London Print Studio’s latest exhibition, Unfold, is a beautiful collection of hand made, pop-up and laser cut books and prints.
The show, which launched on Saturday to co-incide with the opening of this year’s London Design Festival, features around 50 works by 36 artists, most of which are for sale.
The centrepiece of the exhibition is a series of extracts from Circle Press founder Ronald King and writer George Szirtes’s the Burning of the Books (below) – a collection of 14 illustrated poems inspired by Elias Canetti’s 1935 Nobel-prize winning novel Auto da Fe.
Another major exhibit is Chris Mercier’s Abjad Articulator, a series of digitally printed hybrid letterforms (top). “This performative printing matrix based on the children’s puzzle generates new found consonants. It articulates the ligatures and components of our Roman and Cyrillic alphabet to generate hybrid characters,” he explains.

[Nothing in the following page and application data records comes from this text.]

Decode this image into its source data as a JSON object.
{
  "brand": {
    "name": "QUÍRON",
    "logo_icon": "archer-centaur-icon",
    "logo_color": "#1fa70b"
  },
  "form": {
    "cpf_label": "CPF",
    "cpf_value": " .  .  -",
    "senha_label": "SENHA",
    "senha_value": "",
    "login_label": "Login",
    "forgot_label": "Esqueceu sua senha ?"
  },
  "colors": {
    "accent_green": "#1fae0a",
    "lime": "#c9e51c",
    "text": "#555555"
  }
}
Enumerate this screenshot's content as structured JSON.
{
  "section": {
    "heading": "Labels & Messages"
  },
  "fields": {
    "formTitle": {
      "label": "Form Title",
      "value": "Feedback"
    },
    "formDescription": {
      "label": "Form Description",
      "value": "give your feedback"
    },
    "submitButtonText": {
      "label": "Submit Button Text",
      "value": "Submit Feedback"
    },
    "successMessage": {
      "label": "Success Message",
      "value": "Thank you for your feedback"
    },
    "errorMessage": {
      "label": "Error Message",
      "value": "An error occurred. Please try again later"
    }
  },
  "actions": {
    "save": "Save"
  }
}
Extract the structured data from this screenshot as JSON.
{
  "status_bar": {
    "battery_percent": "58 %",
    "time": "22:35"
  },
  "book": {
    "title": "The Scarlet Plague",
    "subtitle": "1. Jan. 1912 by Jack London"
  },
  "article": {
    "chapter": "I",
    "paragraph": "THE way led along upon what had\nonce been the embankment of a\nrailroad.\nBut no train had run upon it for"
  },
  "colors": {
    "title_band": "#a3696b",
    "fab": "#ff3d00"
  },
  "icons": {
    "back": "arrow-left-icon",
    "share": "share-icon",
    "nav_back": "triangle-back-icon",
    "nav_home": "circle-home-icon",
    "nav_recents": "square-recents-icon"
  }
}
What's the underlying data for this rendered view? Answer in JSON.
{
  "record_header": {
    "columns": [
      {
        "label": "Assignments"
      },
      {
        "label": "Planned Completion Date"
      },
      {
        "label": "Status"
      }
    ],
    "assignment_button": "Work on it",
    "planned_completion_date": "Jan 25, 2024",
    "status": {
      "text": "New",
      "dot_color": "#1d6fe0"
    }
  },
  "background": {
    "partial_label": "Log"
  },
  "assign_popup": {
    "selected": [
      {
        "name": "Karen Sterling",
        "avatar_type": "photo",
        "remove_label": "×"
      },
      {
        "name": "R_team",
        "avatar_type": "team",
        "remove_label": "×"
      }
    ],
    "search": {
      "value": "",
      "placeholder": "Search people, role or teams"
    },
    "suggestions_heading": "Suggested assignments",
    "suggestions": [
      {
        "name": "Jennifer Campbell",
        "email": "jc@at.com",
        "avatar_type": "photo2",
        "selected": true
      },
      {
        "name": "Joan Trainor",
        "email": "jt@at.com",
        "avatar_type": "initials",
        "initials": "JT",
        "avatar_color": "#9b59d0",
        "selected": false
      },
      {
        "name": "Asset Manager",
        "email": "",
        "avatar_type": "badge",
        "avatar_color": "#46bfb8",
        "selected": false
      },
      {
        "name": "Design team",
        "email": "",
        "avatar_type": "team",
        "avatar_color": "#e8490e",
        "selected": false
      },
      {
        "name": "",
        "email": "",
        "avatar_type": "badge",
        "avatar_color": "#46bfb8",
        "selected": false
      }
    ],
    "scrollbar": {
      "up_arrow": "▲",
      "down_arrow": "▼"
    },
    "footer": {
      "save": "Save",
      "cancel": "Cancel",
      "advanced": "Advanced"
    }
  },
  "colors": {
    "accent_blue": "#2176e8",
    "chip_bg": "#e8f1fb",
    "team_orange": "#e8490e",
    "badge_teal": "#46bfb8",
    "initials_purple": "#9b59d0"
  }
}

The show also features some lovely illustrated titles, including Penelope Kenny’s 2011 Zoomania – a collection of hybrid ‘post-modern animals’ – and a set of illustrations by RCA printmaking student Alice Gauthier and artist Laetitia Oser (both below).
Kaho Kojima and Chisato Tambayashi – two London-based, Japanese graduates of LCC’s graphic and media design – have submitted some fun pop-up publications: Kojima’s Have a good day! comes with a series of accompanying flip books:
And Tambayashi’s collection of pop-up books, inspired by Japanese arts and crafts, featute cheerful illustrations of everyday scenes such as traffic jams and falling rain.
A collection of titles published by Micropress – a publishing label set up by Italian arts project PrintAboutMe, which promotes graphic art in Turin – are equally charming. Sophie Lecuyer’s A Mon Seul Desir’s book, printed by Paulo Berra, is inspired by medieval tapestries:
While Daniele Catalli and Lucio Villani’s 24 Senza Testa (below) narrates the story of 24 historical characters (saints, royals and revolutionaries) that were decapitated. Each story is accompanied by a two colour risograph illustrations which can be viewed through an accompanying red lens eyeglass to create different scenes (more about the project here).
Alongside PrintAboutMe’s books is a collection of hand bound titles (below) by Swedish artist Lina Nordenstrom. Nordenstrom and her husband Lars Nyberg run a print studio in Sweden, Grafikverkstan Godsmagsinet, teaching intaglio and letterpress.
While not a book in the traditional sense, Ousama Lazkani’s Dragon – The Spirit of Water features some intricate laser cutting, as does his accompanying project, White Tiger (both below). Lazkani’s work is inspired by Chinese legends and is created using traditional woodcut, calligraphy, papercutting and bookbinding techniques, and laser engraving.
It’s a small show but worth a visit for anyone interested in bookmaking techniques and crafts, and a great reminder of just how lovely it is to pick up a handmade publication.
Unfold is open until November 2 at London Print Studio, 425 Harrow Road London W10 4RE. For details see londonprintstudio.org.uk